**What is expected**
Restate the records below word for word.

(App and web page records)
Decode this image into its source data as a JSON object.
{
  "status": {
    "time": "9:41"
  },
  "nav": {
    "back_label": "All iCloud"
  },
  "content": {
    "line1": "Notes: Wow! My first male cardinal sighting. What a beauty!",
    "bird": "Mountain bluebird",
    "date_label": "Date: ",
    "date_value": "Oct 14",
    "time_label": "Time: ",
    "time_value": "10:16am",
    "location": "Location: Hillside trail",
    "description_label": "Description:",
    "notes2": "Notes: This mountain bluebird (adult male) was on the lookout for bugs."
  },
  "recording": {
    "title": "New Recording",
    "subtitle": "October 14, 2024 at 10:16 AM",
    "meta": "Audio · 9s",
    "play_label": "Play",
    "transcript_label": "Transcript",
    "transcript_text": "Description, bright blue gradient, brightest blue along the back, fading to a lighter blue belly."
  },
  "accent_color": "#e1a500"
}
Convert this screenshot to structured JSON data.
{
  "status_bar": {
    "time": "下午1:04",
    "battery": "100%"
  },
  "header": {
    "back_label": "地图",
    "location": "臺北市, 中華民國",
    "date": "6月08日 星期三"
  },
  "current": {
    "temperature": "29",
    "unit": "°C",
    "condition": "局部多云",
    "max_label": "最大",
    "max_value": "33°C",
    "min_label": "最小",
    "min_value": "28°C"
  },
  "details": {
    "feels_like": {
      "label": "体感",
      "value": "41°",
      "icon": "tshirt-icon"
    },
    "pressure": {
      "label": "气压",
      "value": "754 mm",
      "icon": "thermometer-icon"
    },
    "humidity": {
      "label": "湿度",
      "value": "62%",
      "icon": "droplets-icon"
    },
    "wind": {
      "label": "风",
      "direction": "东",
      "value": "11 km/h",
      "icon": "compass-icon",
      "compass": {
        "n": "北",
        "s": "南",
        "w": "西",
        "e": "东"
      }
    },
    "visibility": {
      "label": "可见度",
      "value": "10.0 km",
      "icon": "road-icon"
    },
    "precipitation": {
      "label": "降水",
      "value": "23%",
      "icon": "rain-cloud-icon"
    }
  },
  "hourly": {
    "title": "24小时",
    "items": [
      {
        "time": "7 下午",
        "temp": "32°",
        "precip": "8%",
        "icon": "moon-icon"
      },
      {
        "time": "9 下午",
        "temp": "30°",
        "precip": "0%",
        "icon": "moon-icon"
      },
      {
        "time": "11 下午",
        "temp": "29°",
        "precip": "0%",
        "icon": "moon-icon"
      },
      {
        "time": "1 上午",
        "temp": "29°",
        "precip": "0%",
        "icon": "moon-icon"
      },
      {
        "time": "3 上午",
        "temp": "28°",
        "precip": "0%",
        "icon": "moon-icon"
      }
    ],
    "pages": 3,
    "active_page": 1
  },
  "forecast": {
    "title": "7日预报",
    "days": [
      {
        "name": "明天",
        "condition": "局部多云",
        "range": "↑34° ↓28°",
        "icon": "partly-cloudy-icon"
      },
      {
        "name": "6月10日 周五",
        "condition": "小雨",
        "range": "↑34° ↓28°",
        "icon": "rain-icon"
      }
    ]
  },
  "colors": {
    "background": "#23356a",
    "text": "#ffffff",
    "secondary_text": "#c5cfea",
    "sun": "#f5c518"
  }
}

**Answer space**
Decode this image into its source data as a JSON object.
{
  "status": {
    "time": "9:41"
  },
  "nav": {
    "back_label": "All iCloud"
  },
  "content": {
    "line1": "Notes: Wow! My first male cardinal sighting. What a beauty!",
    "bird": "Mountain bluebird",
    "date_label": "Date: ",
    "date_value": "Oct 14",
    "time_label": "Time: ",
    "time_value": "10:16am",
    "location": "Location: Hillside trail",
    "description_label": "Description:",
    "notes2": "Notes: This mountain bluebird (adult male) was on the lookout for bugs."
  },
  "recording": {
    "title": "New Recording",
    "subtitle": "October 14, 2024 at 10:16 AM",
    "meta": "Audio · 9s",
    "play_label": "Play",
    "transcript_label": "Transcript",
    "transcript_text": "Description, bright blue gradient, brightest blue along the back, fading to a lighter blue belly."
  },
  "accent_color": "#e1a500"
}
Convert this screenshot to structured JSON data.
{
  "status_bar": {
    "time": "下午1:04",
    "battery": "100%"
  },
  "header": {
    "back_label": "地图",
    "location": "臺北市, 中華民國",
    "date": "6月08日 星期三"
  },
  "current": {
    "temperature": "29",
    "unit": "°C",
    "condition": "局部多云",
    "max_label": "最大",
    "max_value": "33°C",
    "min_label": "最小",
    "min_value": "28°C"
  },
  "details": {
    "feels_like": {
      "label": "体感",
      "value": "41°",
      "icon": "tshirt-icon"
    },
    "pressure": {
      "label": "气压",
      "value": "754 mm",
      "icon": "thermometer-icon"
    },
    "humidity": {
      "label": "湿度",
      "value": "62%",
      "icon": "droplets-icon"
    },
    "wind": {
      "label": "风",
      "direction": "东",
      "value": "11 km/h",
      "icon": "compass-icon",
      "compass": {
        "n": "北",
        "s": "南",
        "w": "西",
        "e": "东"
      }
    },
    "visibility": {
      "label": "可见度",
      "value": "10.0 km",
      "icon": "road-icon"
    },
    "precipitation": {
      "label": "降水",
      "value": "23%",
      "icon": "rain-cloud-icon"
    }
  },
  "hourly": {
    "title": "24小时",
    "items": [
      {
        "time": "7 下午",
        "temp": "32°",
        "precip": "8%",
        "icon": "moon-icon"
      },
      {
        "time": "9 下午",
        "temp": "30°",
        "precip": "0%",
        "icon": "moon-icon"
      },
      {
        "time": "11 下午",
        "temp": "29°",
        "precip": "0%",
        "icon": "moon-icon"
      },
      {
        "time": "1 上午",
        "temp": "29°",
        "precip": "0%",
        "icon": "moon-icon"
      },
      {
        "time": "3 上午",
        "temp": "28°",
        "precip": "0%",
        "icon": "moon-icon"
      }
    ],
    "pages": 3,
    "active_page": 1
  },
  "forecast": {
    "title": "7日预报",
    "days": [
      {
        "name": "明天",
        "condition": "局部多云",
        "range": "↑34° ↓28°",
        "icon": "partly-cloudy-icon"
      },
      {
        "name": "6月10日 周五",
        "condition": "小雨",
        "range": "↑34° ↓28°",
        "icon": "rain-icon"
      }
    ]
  },
  "colors": {
    "background": "#23356a",
    "text": "#ffffff",
    "secondary_text": "#c5cfea",
    "sun": "#f5c518"
  }
}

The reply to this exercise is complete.